[Web page and app entries]
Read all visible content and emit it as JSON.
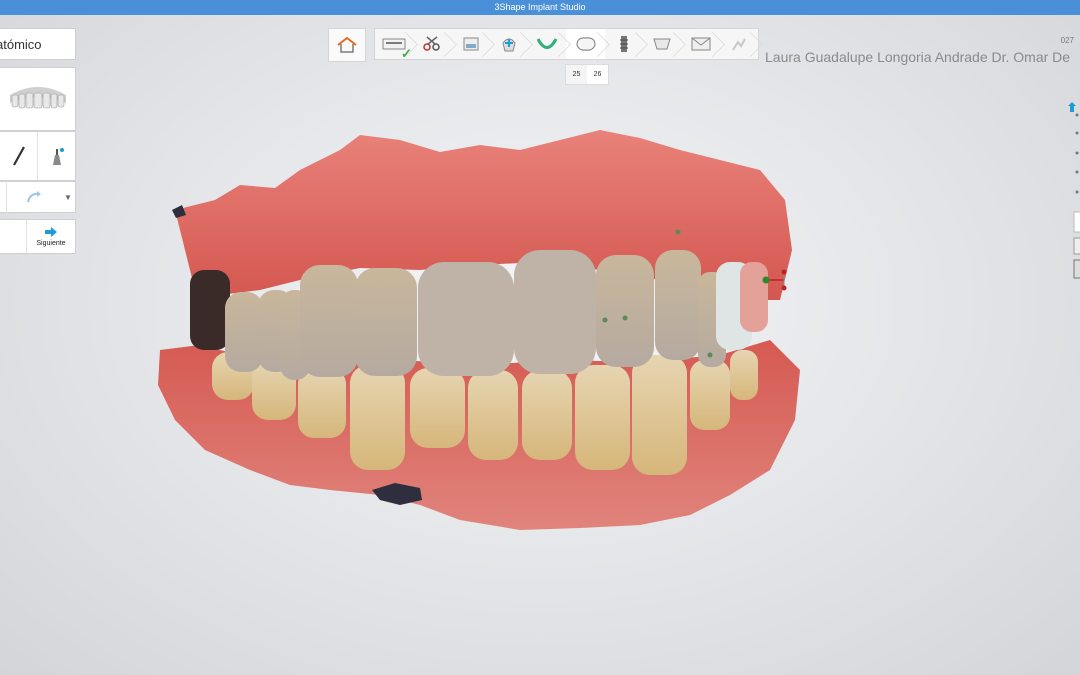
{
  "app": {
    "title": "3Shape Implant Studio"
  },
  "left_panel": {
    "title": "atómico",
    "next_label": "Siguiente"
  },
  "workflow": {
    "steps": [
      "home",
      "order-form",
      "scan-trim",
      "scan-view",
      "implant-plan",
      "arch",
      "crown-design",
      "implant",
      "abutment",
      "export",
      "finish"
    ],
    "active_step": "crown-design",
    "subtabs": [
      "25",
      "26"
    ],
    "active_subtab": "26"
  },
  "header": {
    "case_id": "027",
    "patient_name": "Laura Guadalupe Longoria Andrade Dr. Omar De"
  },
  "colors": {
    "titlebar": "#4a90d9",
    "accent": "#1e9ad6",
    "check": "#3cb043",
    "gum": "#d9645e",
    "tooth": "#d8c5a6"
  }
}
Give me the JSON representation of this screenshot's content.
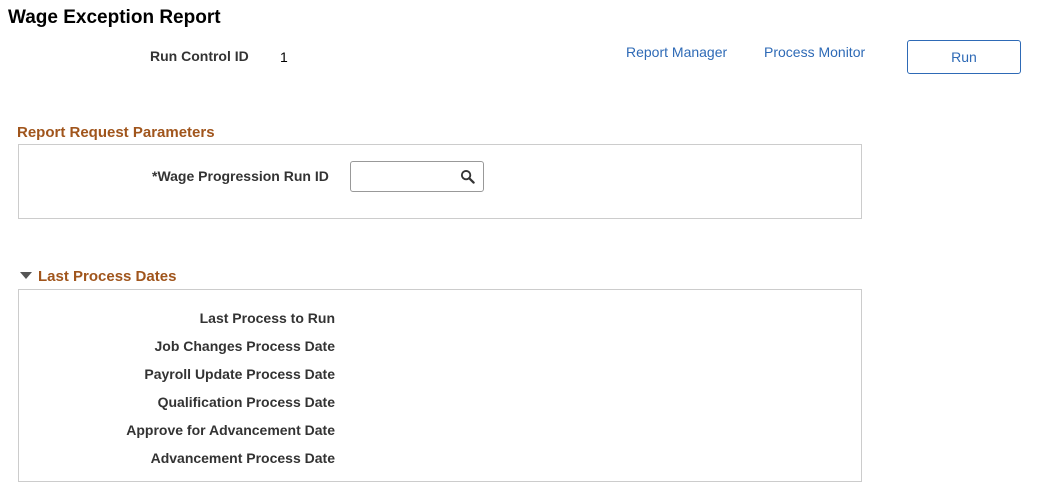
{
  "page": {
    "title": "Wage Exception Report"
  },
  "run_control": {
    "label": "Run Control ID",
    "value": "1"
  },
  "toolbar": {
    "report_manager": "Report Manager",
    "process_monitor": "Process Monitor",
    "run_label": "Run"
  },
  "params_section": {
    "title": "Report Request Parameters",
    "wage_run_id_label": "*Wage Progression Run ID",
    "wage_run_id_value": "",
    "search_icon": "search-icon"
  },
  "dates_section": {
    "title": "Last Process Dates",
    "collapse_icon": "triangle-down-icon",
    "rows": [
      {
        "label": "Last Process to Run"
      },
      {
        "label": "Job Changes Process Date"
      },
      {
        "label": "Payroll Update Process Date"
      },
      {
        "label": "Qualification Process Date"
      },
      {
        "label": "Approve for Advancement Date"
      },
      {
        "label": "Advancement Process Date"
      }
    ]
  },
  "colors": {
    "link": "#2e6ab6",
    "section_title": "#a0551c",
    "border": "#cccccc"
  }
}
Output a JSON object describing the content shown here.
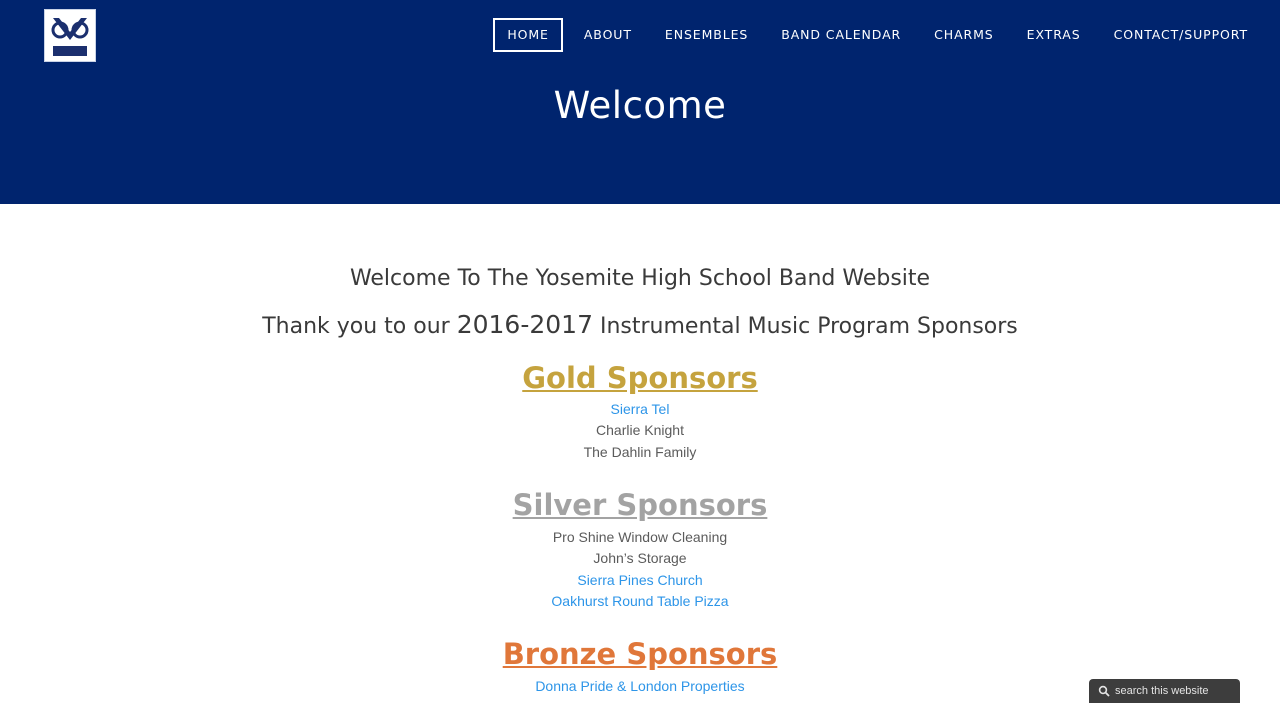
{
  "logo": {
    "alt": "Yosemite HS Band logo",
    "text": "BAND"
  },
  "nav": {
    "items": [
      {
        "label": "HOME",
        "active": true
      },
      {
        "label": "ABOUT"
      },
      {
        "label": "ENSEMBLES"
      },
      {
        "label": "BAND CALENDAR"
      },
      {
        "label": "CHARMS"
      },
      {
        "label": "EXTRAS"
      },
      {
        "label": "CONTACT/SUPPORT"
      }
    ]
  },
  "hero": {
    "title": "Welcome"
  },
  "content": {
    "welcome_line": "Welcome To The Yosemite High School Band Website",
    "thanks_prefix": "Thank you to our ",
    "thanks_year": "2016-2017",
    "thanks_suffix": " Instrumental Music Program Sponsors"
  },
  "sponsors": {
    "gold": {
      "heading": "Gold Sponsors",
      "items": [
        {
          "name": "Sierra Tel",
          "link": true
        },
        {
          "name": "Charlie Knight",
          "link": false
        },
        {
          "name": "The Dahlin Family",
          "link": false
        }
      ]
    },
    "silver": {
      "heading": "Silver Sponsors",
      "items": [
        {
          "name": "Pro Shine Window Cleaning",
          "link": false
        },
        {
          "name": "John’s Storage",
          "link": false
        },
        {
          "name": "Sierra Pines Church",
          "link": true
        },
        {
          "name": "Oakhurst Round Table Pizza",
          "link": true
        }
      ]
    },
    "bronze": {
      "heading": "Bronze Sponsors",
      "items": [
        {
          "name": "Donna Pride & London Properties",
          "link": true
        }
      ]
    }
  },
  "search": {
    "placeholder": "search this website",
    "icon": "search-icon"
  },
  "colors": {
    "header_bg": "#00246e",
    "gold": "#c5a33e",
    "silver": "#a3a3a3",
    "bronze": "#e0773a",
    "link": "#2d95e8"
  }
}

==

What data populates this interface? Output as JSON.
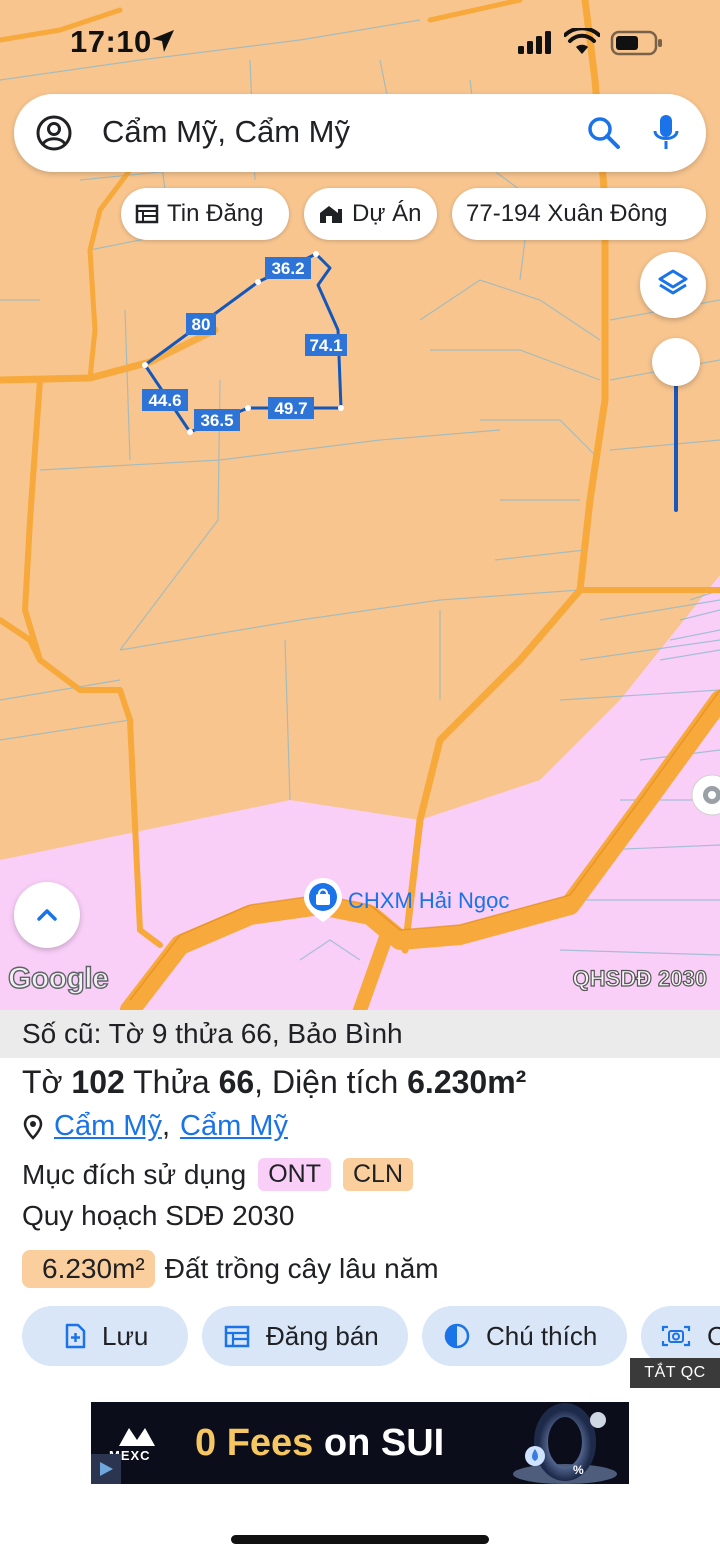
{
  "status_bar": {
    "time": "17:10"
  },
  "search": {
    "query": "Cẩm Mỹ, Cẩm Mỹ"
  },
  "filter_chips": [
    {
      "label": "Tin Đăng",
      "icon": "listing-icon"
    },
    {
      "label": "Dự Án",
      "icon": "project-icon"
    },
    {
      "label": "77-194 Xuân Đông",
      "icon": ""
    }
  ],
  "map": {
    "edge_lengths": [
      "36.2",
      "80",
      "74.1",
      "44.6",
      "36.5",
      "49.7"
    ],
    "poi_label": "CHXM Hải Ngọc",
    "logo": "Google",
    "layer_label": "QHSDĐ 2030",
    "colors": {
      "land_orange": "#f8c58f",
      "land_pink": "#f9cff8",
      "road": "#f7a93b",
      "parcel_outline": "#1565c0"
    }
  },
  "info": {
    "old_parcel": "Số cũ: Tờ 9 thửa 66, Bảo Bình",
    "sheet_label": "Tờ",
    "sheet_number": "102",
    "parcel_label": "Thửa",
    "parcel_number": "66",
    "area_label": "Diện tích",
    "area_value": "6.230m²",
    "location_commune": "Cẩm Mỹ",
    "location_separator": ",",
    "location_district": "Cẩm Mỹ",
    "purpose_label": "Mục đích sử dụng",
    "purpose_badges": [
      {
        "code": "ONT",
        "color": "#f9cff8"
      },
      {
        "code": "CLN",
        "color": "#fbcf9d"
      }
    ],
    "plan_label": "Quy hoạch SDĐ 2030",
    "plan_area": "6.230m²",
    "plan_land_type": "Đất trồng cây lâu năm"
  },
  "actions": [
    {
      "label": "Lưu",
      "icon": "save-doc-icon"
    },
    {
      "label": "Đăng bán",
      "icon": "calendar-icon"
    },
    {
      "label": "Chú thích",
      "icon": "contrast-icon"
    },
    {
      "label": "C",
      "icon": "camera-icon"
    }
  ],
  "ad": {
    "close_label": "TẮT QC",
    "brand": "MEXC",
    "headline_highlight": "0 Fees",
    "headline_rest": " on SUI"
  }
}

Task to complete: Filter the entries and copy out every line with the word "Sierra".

Answer for this exercise:
          "name": "Sierra Tel",
          "name": "Sierra Pines Church",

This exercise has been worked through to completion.